Back in October, I wrote that the short-term prospects for Lake Park's infrastructure were grim, and that the long-term implications for its future didn't seem much brighter. I thought, looking back, that the tone of that piece was perhaps unduly bleak; I have seen in recent months, for instance, the floodwaters recede from the main paved roadway bisecting the park, enough to allow for easy access by motor vehicles.
Forgive me for not capturing the current state of the road on film, as my camera is currently uncooperative. But if you click back to that October entry, you'll note that the road was almost completely underwater beyond the turn-off to the playground. Currently (as of January 8), the water is gone from all but the shoulders where the road dips close to the lakes on either side. The ground alongside the road is completely saturated still, in places resembling a quicksand-like morass, and denying access to benches, dirt trails, and other lakeside nooks off the "beaten path."
The pavement looks faded and dry and cracked, and as if covered with a thin layer of white dust. A ranger at the front gate informed me that some potholes caused by the flooding were repaired, but more may appear in the future, as the full extent of destabilization isn't known.

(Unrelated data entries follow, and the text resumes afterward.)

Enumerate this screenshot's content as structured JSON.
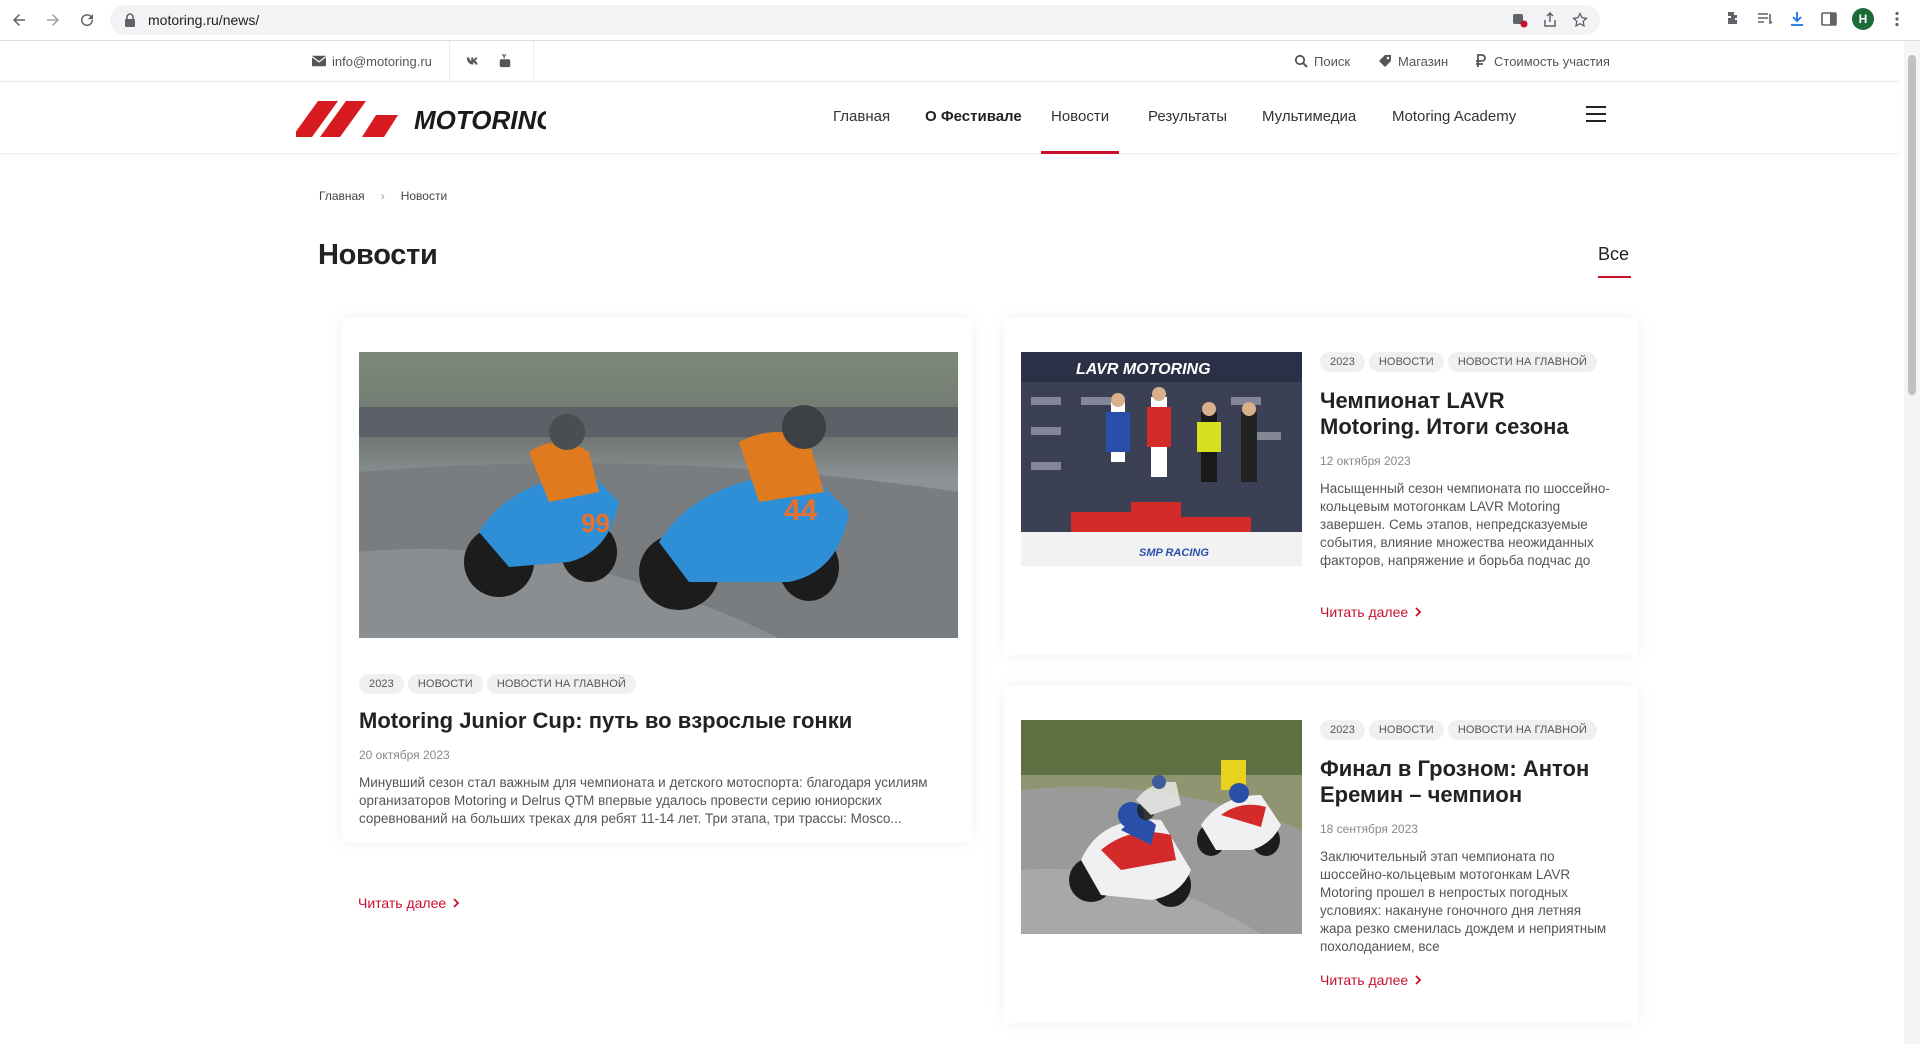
{
  "browser": {
    "url": "motoring.ru/news/",
    "profile_initial": "H"
  },
  "topbar": {
    "email": "info@motoring.ru",
    "search_label": "Поиск",
    "shop_label": "Магазин",
    "price_label": "Стоимость участия"
  },
  "header": {
    "logo_text": "MOTORING",
    "menu": [
      {
        "label": "Главная"
      },
      {
        "label": "О Фестивале"
      },
      {
        "label": "Новости"
      },
      {
        "label": "Результаты"
      },
      {
        "label": "Мультимедиа"
      },
      {
        "label": "Motoring Academy"
      }
    ]
  },
  "breadcrumb": {
    "home": "Главная",
    "separator": "›",
    "current": "Новости"
  },
  "page": {
    "title": "Новости",
    "filter_label": "Все"
  },
  "news": [
    {
      "tags": [
        "2023",
        "НОВОСТИ",
        "НОВОСТИ НА ГЛАВНОЙ"
      ],
      "title": "Motoring Junior Cup: путь во взрослые гонки",
      "date": "20 октября 2023",
      "text": "Минувший сезон стал важным для чемпионата и детского мотоспорта: благодаря усилиям организаторов Motoring и Delrus QTM впервые удалось провести серию юниорских соревнований на больших треках для ребят 11-14 лет. Три этапа, три трассы: Mosco...",
      "read_more": "Читать далее"
    },
    {
      "tags": [
        "2023",
        "НОВОСТИ",
        "НОВОСТИ НА ГЛАВНОЙ"
      ],
      "title": "Чемпионат LAVR Motoring. Итоги сезона",
      "date": "12 октября 2023",
      "text": "Насыщенный сезон чемпионата по шоссейно-кольцевым мотогонкам LAVR Motoring завершен. Семь этапов, непредсказуемые события, влияние множества неожиданных факторов, напряжение и борьба подчас до",
      "read_more": "Читать далее"
    },
    {
      "tags": [
        "2023",
        "НОВОСТИ",
        "НОВОСТИ НА ГЛАВНОЙ"
      ],
      "title": "Финал в Грозном: Антон Еремин – чемпион",
      "date": "18 сентября 2023",
      "text": "Заключительный этап чемпионата по шоссейно-кольцевым мотогонкам LAVR Motoring прошел в непростых погодных условиях: накануне гоночного дня летняя жара резко сменилась дождем и неприятным похолоданием, все",
      "read_more": "Читать далее"
    }
  ],
  "photo_text": {
    "podium_banner": "LAVR MOTORING",
    "podium_sponsor": "SMP RACING",
    "bike_number_1": "99",
    "bike_number_2": "44"
  },
  "colors": {
    "accent": "#c8102e",
    "tag_bg": "#f0f0f0"
  }
}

While the improved conditions are certainly welcome, especially in this cooler, dryer season, the coming months do not bode well for the road. I know, I'm sliding back into this pessimistic, ominous mode, but it's difficult to see how conditions won't be worse by June or July. The ranger I spoke to cited the presence of St. Joseph's Hospital on Van Dyke Road, and the effect of its massive asphalt parking lots on drainage within Lake Park, essentially the same diagnosis I received from another ranger last fall. Ongoing difficulties with the city of St. Petersburg (which curiously owns the land the park sits on), and their reluctance to use pumps to drain the water were mentioned also.
Looking at the big picture, no one seems to know exactly how the situation will develop, only that the roads will almost certainly be re-flooded once the rains start in earnest.
So, it was nice to see the roads cleared and (relatively) dry. It was a beautiful Sunday in the park in Northdale (in January, no less!). Regardless, my brain can't help but "drift" toward the summer months and lament that, as the days heat up, the water will most surely rise - and put Lake Park back in the same predicament it faced last fall.
Here's my post on Lake Park from October: